Poland pays tribute to resistance fighters killed by communists 72 years ago
PR dla Zagranicy
Tuesday marks 72 years since two members of Poland’s underground Home Army (AK), Danuta Siedzikówna and Feliks Selmanowicz, were executed by the communist regime after World War II.
Siedzikówna (also known as Inka, her nom de guerre) was a medical orderly and was executed when she was just 17 years old.
She was killed together with Selmanowicz (codename Zagończyk) in the northern city of Gdańsk on 28 August 1946, by the Soviet-backed communist regime that came to power in Poland after World War II.
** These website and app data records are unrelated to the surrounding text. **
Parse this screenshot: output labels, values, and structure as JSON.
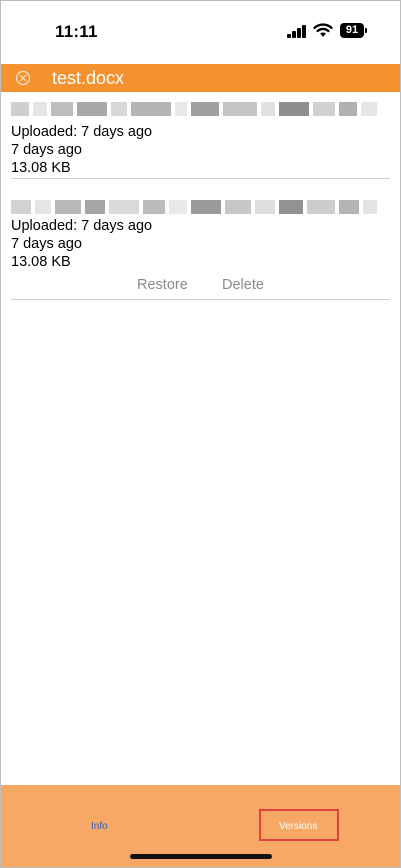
{
  "status_bar": {
    "time": "11:11",
    "battery": "91"
  },
  "header": {
    "title": "test.docx",
    "color": "#f59230"
  },
  "versions": [
    {
      "uploaded": "Uploaded: 7 days ago",
      "modified": "7 days ago",
      "size": "13.08 KB"
    },
    {
      "uploaded": "Uploaded: 7 days ago",
      "modified": "7 days ago",
      "size": "13.08 KB",
      "actions": {
        "restore": "Restore",
        "delete": "Delete"
      }
    }
  ],
  "tabs": {
    "info": "Info",
    "versions": "Versions"
  },
  "colors": {
    "accent": "#f59230",
    "tabbar": "#f7a865",
    "link": "#2f62c5",
    "highlight": "#e0423e"
  }
}
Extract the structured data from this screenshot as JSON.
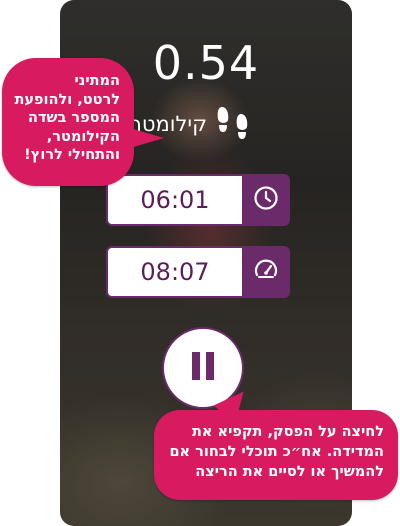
{
  "tracker": {
    "distance_value": "0.54",
    "distance_unit": "קילומטר",
    "duration_value": "06:01",
    "pace_value": "08:07",
    "icons": {
      "distance": "footprints-icon",
      "duration": "clock-icon",
      "pace": "speedometer-icon",
      "control": "pause-icon"
    },
    "accent_color": "#6b2a6a"
  },
  "callouts": {
    "top": {
      "lines": [
        "המתיני",
        "לרטט, ולהופעת",
        "המספר בשדה",
        "הקילומטר,",
        "והתחילי לרוץ!"
      ]
    },
    "bottom": {
      "lines": [
        "לחיצה על הפסק, תקפיא את",
        "המדידה. אח״כ תוכלי לבחור אם",
        "להמשיך או לסיים את הריצה"
      ]
    },
    "color": "#d81b60"
  }
}
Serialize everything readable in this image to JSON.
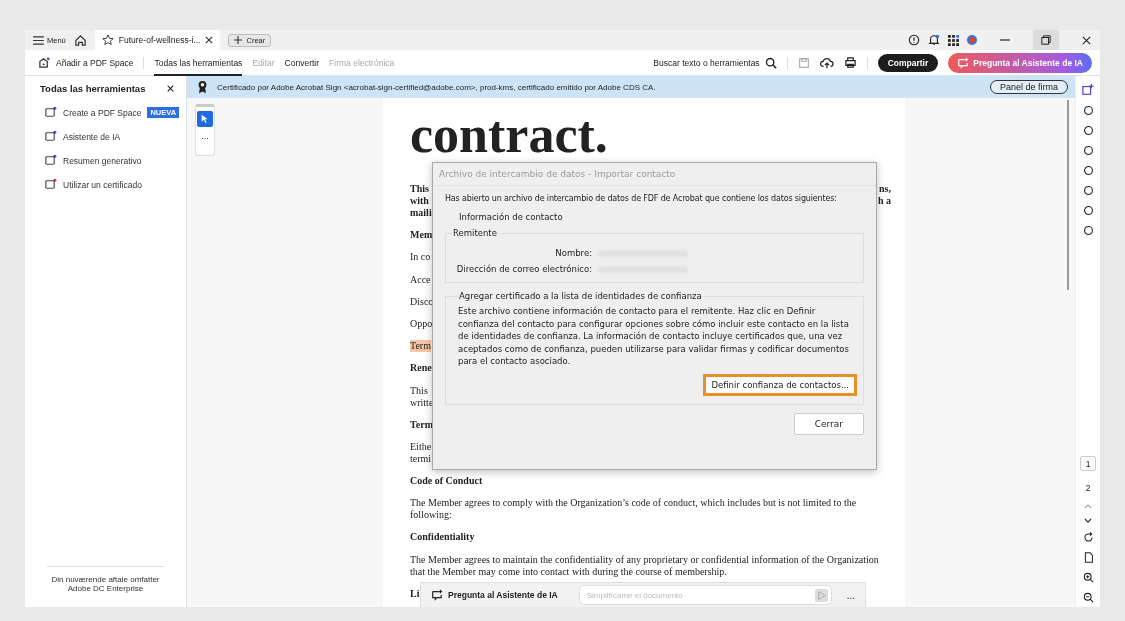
{
  "title_bar": {
    "menu": "Menú",
    "tabs": [
      {
        "label": "Future-of-wellness-i...",
        "selected": true
      }
    ],
    "new_tab": "Crear"
  },
  "toolbar": {
    "add_space": "Añadir a PDF Space",
    "tabs": [
      {
        "label": "Todas las herramientas",
        "selected": true,
        "disabled": false
      },
      {
        "label": "Editar",
        "selected": false,
        "disabled": true
      },
      {
        "label": "Convertir",
        "selected": false,
        "disabled": false
      },
      {
        "label": "Firma electrónica",
        "selected": false,
        "disabled": true
      }
    ],
    "search": "Buscar texto o herramientas",
    "share": "Compartir",
    "ai_button": "Pregunta al Asistente de IA"
  },
  "tools_panel": {
    "title": "Todas las herramientas",
    "items": [
      {
        "label": "Create a PDF Space",
        "badge": "NUEVA"
      },
      {
        "label": "Asistente de IA"
      },
      {
        "label": "Resumen generativo"
      },
      {
        "label": "Utilizar un certificado"
      }
    ],
    "footer": "Din nuværende aftale omfatter Adobe DC Enterprise"
  },
  "cert_banner": {
    "text": "Certificado por Adobe Acrobat Sign <acrobat-sign-certified@adobe.com>, prod-kms, certificado emitido por Adobe CDS CA.",
    "button": "Panel de firma"
  },
  "mini_toolbar": {
    "more": "..."
  },
  "document": {
    "title": "contract.",
    "blocks": [
      {
        "kind": "heading",
        "lines": [
          {
            "text": "This",
            "end": "ns,"
          },
          {
            "text": "with",
            "end": "h a"
          },
          {
            "text": "maili"
          }
        ]
      },
      {
        "kind": "heading",
        "lines": [
          {
            "text": "Mem"
          }
        ]
      },
      {
        "kind": "body",
        "lines": [
          {
            "text": "In co"
          }
        ]
      },
      {
        "kind": "body",
        "lines": [
          {
            "text": "Acce"
          }
        ]
      },
      {
        "kind": "body",
        "lines": [
          {
            "text": "Disco"
          }
        ]
      },
      {
        "kind": "body",
        "lines": [
          {
            "text": "Oppo"
          }
        ]
      },
      {
        "kind": "highlight",
        "lines": [
          {
            "text": "Term"
          }
        ]
      },
      {
        "kind": "heading",
        "lines": [
          {
            "text": "Rene"
          }
        ]
      },
      {
        "kind": "body",
        "lines": [
          {
            "text": "This"
          },
          {
            "text": "writte"
          }
        ]
      },
      {
        "kind": "heading",
        "lines": [
          {
            "text": "Term"
          }
        ]
      },
      {
        "kind": "body",
        "lines": [
          {
            "text": "Eithe"
          },
          {
            "text": "termi"
          }
        ]
      },
      {
        "kind": "heading",
        "lines": [
          {
            "text": "Code of Conduct"
          }
        ]
      },
      {
        "kind": "body",
        "lines": [
          {
            "text": "The Member agrees to comply with the Organization’s code of conduct, which includes but is not limited to the following:"
          }
        ]
      },
      {
        "kind": "heading",
        "lines": [
          {
            "text": "Confidentiality"
          }
        ]
      },
      {
        "kind": "body",
        "lines": [
          {
            "text": "The Member agrees to maintain the confidentiality of any proprietary or confidential information of the Organization that the Member may come into contact with during the course of membership."
          }
        ]
      },
      {
        "kind": "heading",
        "lines": [
          {
            "text": "Li"
          }
        ]
      }
    ]
  },
  "dialog": {
    "title": "Archivo de intercambio de datos - Importar contacto",
    "intro": "Has abierto un archivo de intercambio de datos de FDF de Acrobat que contiene los datos siguientes:",
    "section": "Información de contacto",
    "sender": {
      "legend": "Remitente",
      "fields": [
        {
          "label": "Nombre:"
        },
        {
          "label": "Dirección de correo electrónico:"
        }
      ]
    },
    "trust": {
      "legend": "Agregar certificado a la lista de identidades de confianza",
      "text": "Este archivo contiene información de contacto para el remitente. Haz clic en Definir confianza del contacto para configurar opciones sobre cómo incluir este contacto en la lista de identidades de confianza. La información de contacto incluye certificados que, una vez aceptados como de confianza, pueden utilizarse para validar firmas y codificar documentos para el contacto asociado.",
      "button": "Definir confianza de contactos..."
    },
    "close": "Cerrar"
  },
  "ai_bar": {
    "label": "Pregunta al Asistente de IA",
    "placeholder": "Simplifícame el documento",
    "more": "..."
  },
  "page_nav": {
    "pages": [
      {
        "label": "1",
        "selected": true
      },
      {
        "label": "2",
        "selected": false
      }
    ]
  }
}
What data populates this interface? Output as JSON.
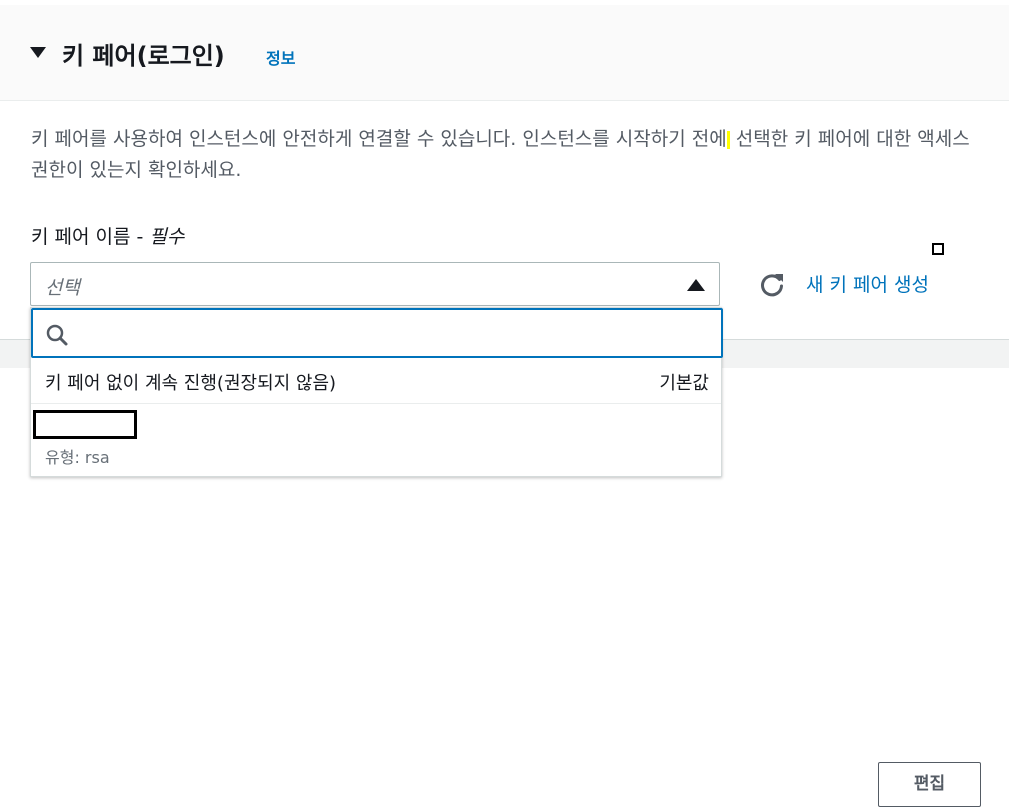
{
  "section": {
    "title": "키 페어(로그인)",
    "info_link": "정보",
    "description_before": "키 페어를 사용하여 인스턴스에 안전하게 연결할 수 있습니다. 인스턴스를 시작하기 전에",
    "description_after": " 선택한 키 페어에 대한 액세스 권한이 있는지 확인하세요.",
    "field_label": "키 페어 이름 - ",
    "field_required": "필수",
    "select_placeholder": "선택",
    "create_link": "새 키 페어 생성"
  },
  "dropdown": {
    "search_placeholder": "",
    "options": [
      {
        "label": "키 페어 없이 계속 진행(권장되지 않음)",
        "tag": "기본값"
      },
      {
        "label": "",
        "description": "유형: rsa"
      }
    ]
  },
  "panel": {
    "edit_button": "편집"
  },
  "icons": {
    "caret": "caret-down-icon",
    "select_caret": "caret-up-icon",
    "refresh": "refresh-icon",
    "search": "search-icon"
  },
  "colors": {
    "link": "#0073bb",
    "focus_border": "#0073bb",
    "text": "#16191f",
    "muted": "#545b64"
  }
}
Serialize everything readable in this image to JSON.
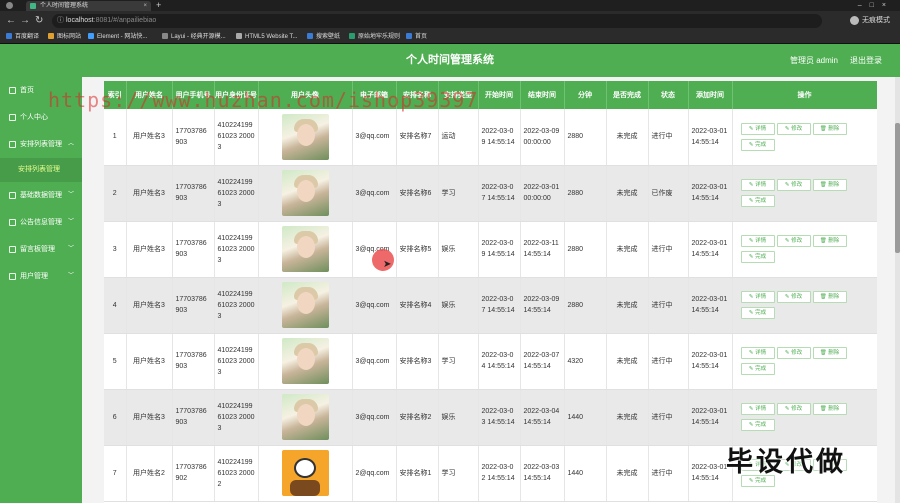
{
  "browser": {
    "tab_title": "个人时间管理系统",
    "url_host": "localhost",
    "url_rest": ":8081/#/anpailiebiao",
    "profile": "无痕模式",
    "bookmarks": [
      "百度翻译",
      "图标网站",
      "Element - 网站快...",
      "Layui - 经典开源模...",
      "HTML5 Website T...",
      "搜索壁纸",
      "原始地牢乐规则",
      "首页"
    ]
  },
  "header": {
    "title": "个人时间管理系统",
    "admin": "管理员 admin",
    "logout": "退出登录"
  },
  "sidebar": {
    "items": [
      {
        "label": "首页"
      },
      {
        "label": "个人中心"
      },
      {
        "label": "安排列表管理"
      },
      {
        "label": "基础数据管理"
      },
      {
        "label": "公告信息管理"
      },
      {
        "label": "留言板管理"
      },
      {
        "label": "用户管理"
      }
    ],
    "sub_active": "安排列表管理"
  },
  "table": {
    "columns": [
      "索引",
      "用户姓名",
      "用户手机号",
      "用户身份证号",
      "用户头像",
      "电子邮箱",
      "安排名称",
      "安排类型",
      "开始时间",
      "结束时间",
      "分钟",
      "是否完成",
      "状态",
      "添加时间",
      "操作"
    ],
    "actions": {
      "detail": "详情",
      "edit": "修改",
      "delete": "删除",
      "complete": "完成"
    },
    "rows": [
      {
        "idx": "1",
        "name": "用户姓名3",
        "phone": "17703786903",
        "idcard": "41022419961023 20003",
        "email": "3@qq.com",
        "plan": "安排名称7",
        "type": "运动",
        "start": "2022-03-09 14:55:14",
        "end": "2022-03-09 00:00:00",
        "minutes": "2880",
        "done": "未完成",
        "status": "进行中",
        "added": "2022-03-01 14:55:14"
      },
      {
        "idx": "2",
        "name": "用户姓名3",
        "phone": "17703786903",
        "idcard": "41022419961023 20003",
        "email": "3@qq.com",
        "plan": "安排名称6",
        "type": "学习",
        "start": "2022-03-07 14:55:14",
        "end": "2022-03-01 00:00:00",
        "minutes": "2880",
        "done": "未完成",
        "status": "已作废",
        "added": "2022-03-01 14:55:14"
      },
      {
        "idx": "3",
        "name": "用户姓名3",
        "phone": "17703786903",
        "idcard": "41022419961023 20003",
        "email": "3@qq.com",
        "plan": "安排名称5",
        "type": "娱乐",
        "start": "2022-03-09 14:55:14",
        "end": "2022-03-11 14:55:14",
        "minutes": "2880",
        "done": "未完成",
        "status": "进行中",
        "added": "2022-03-01 14:55:14"
      },
      {
        "idx": "4",
        "name": "用户姓名3",
        "phone": "17703786903",
        "idcard": "41022419961023 20003",
        "email": "3@qq.com",
        "plan": "安排名称4",
        "type": "娱乐",
        "start": "2022-03-07 14:55:14",
        "end": "2022-03-09 14:55:14",
        "minutes": "2880",
        "done": "未完成",
        "status": "进行中",
        "added": "2022-03-01 14:55:14"
      },
      {
        "idx": "5",
        "name": "用户姓名3",
        "phone": "17703786903",
        "idcard": "41022419961023 20003",
        "email": "3@qq.com",
        "plan": "安排名称3",
        "type": "学习",
        "start": "2022-03-04 14:55:14",
        "end": "2022-03-07 14:55:14",
        "minutes": "4320",
        "done": "未完成",
        "status": "进行中",
        "added": "2022-03-01 14:55:14"
      },
      {
        "idx": "6",
        "name": "用户姓名3",
        "phone": "17703786903",
        "idcard": "41022419961023 20003",
        "email": "3@qq.com",
        "plan": "安排名称2",
        "type": "娱乐",
        "start": "2022-03-03 14:55:14",
        "end": "2022-03-04 14:55:14",
        "minutes": "1440",
        "done": "未完成",
        "status": "进行中",
        "added": "2022-03-01 14:55:14"
      },
      {
        "idx": "7",
        "name": "用户姓名2",
        "phone": "17703786902",
        "idcard": "41022419961023 20002",
        "email": "2@qq.com",
        "plan": "安排名称1",
        "type": "学习",
        "start": "2022-03-02 14:55:14",
        "end": "2022-03-03 14:55:14",
        "minutes": "1440",
        "done": "未完成",
        "status": "进行中",
        "added": "2022-03-01 14:55:14"
      }
    ]
  },
  "overlays": {
    "watermark": "https://www.huzhan.com/ishop39397",
    "stamp": "毕设代做"
  },
  "colors": {
    "brand": "#4fae52",
    "alt_row": "#e9e9e9"
  }
}
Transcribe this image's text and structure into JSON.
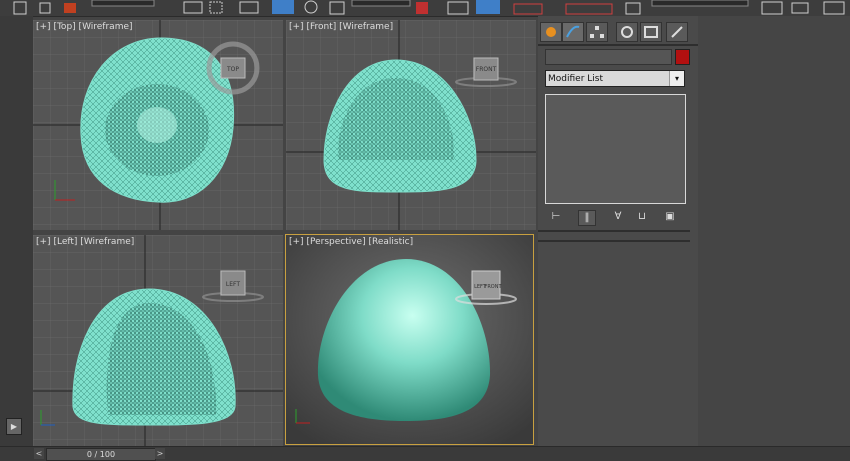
{
  "viewports": {
    "top": {
      "plus": "[+]",
      "name": "Top",
      "mode": "Wireframe",
      "cube": "TOP"
    },
    "front": {
      "plus": "[+]",
      "name": "Front",
      "mode": "Wireframe",
      "cube": "FRONT"
    },
    "left": {
      "plus": "[+]",
      "name": "Left",
      "mode": "Wireframe",
      "cube": "LEFT"
    },
    "perspective": {
      "plus": "[+]",
      "name": "Perspective",
      "mode": "Realistic",
      "cube_a": "LEFT",
      "cube_b": "FRONT"
    }
  },
  "command_panel": {
    "modifier_list": "Modifier List",
    "object_color": "#b21010",
    "tabs": [
      "create-icon",
      "modify-icon",
      "hierarchy-icon",
      "motion-icon",
      "display-icon",
      "utilities-icon"
    ]
  },
  "timeline": {
    "frame_counter": "0 / 100",
    "prev": "<",
    "next": ">"
  },
  "axis": {
    "x": "x",
    "y": "y",
    "z": "z"
  },
  "colors": {
    "mesh": "#7fe0cc",
    "mesh_dark": "#1a6a5a",
    "grid": "#7a7a7a",
    "active_border": "#c8a040",
    "shaded": "#7fdcc8"
  }
}
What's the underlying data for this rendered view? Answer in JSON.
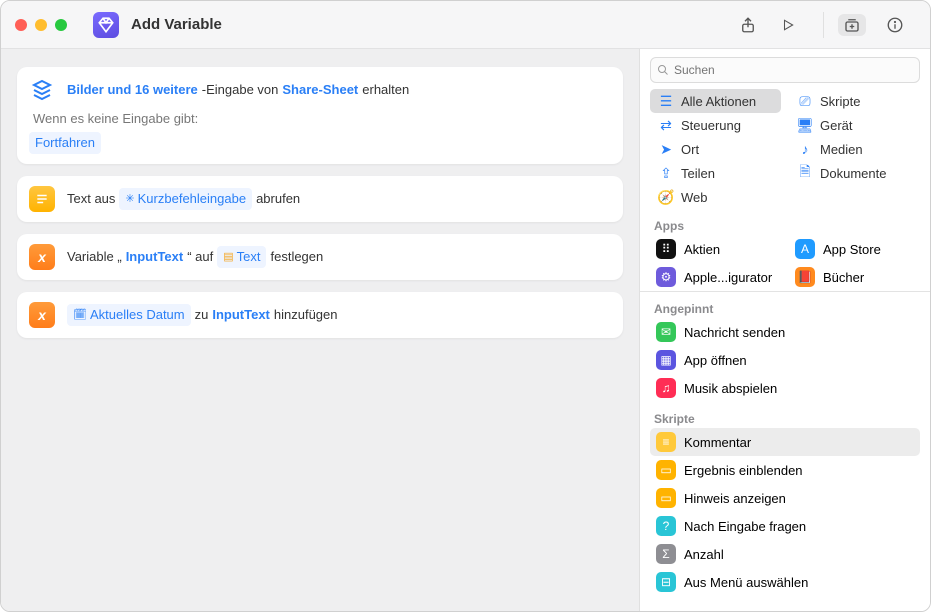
{
  "window": {
    "title": "Add Variable"
  },
  "search": {
    "placeholder": "Suchen"
  },
  "categories": [
    {
      "label": "Alle Aktionen",
      "icon": "list",
      "selected": true
    },
    {
      "label": "Skripte",
      "icon": "script"
    },
    {
      "label": "Steuerung",
      "icon": "control"
    },
    {
      "label": "Gerät",
      "icon": "device"
    },
    {
      "label": "Ort",
      "icon": "location"
    },
    {
      "label": "Medien",
      "icon": "media"
    },
    {
      "label": "Teilen",
      "icon": "share"
    },
    {
      "label": "Dokumente",
      "icon": "doc"
    },
    {
      "label": "Web",
      "icon": "web"
    }
  ],
  "apps_label": "Apps",
  "apps": [
    {
      "label": "Aktien",
      "color": "#111"
    },
    {
      "label": "App Store",
      "color": "#1f9bff"
    },
    {
      "label": "Apple...igurator",
      "color": "#6e5bdc"
    },
    {
      "label": "Bücher",
      "color": "#ff8a1e"
    }
  ],
  "pinned_label": "Angepinnt",
  "pinned": [
    {
      "label": "Nachricht senden",
      "color": "#34c759"
    },
    {
      "label": "App öffnen",
      "color": "#5b55e0"
    },
    {
      "label": "Musik abspielen",
      "color": "#ff2d55"
    }
  ],
  "scripts_label": "Skripte",
  "scripts": [
    {
      "label": "Kommentar",
      "color": "#ffc93a",
      "selected": true
    },
    {
      "label": "Ergebnis einblenden",
      "color": "#ffb300"
    },
    {
      "label": "Hinweis anzeigen",
      "color": "#ffb300"
    },
    {
      "label": "Nach Eingabe fragen",
      "color": "#29c5d6"
    },
    {
      "label": "Anzahl",
      "color": "#8e8e93"
    },
    {
      "label": "Aus Menü auswählen",
      "color": "#29c5d6"
    }
  ],
  "card1": {
    "t0": "Bilder und 16 weitere",
    "t1": "-Eingabe von",
    "t2": "Share-Sheet",
    "t3": "erhalten",
    "noinput": "Wenn es keine Eingabe gibt:",
    "fallback": "Fortfahren"
  },
  "card2": {
    "t0": "Text aus",
    "token": "Kurzbefehleingabe",
    "t1": "abrufen"
  },
  "card3": {
    "t0": "Variable „",
    "var": "InputText",
    "t1": "“ auf",
    "val": "Text",
    "t2": "festlegen"
  },
  "card4": {
    "date": "Aktuelles Datum",
    "t0": "zu",
    "var": "InputText",
    "t1": "hinzufügen"
  }
}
Many who had served in the Home Army (AK), the underground force loyal to the Polish government-in-exile in the UK, were victims of a wave of terror after the war, were vilified as enemies of the state, killed and buried secretly in unnamed graves.
Inka’s and Zagończyk’s remains were found in late 2014 by a team from Poland’s Institute of National Remembrance (IPN) led by Krzysztof Szwagrzyk.
Memorial ceremonies were on Tuesday scheduled to be held in Gdańsk, on Poland's Baltic coast, where a funeral with special honours for the two resistance fighters took place two years ago.
The 2016 funeral ceremonies, which marked the 70th anniversary of their execution, were attended by senior Polish officials, including President Andrzej Duda.
A decision to posthumously promote the two heroes was announced during a Mass before the funeral.
President Andrzej Duda said at the time: "A country needs heroes to be strong and to be able to bring up the next generations."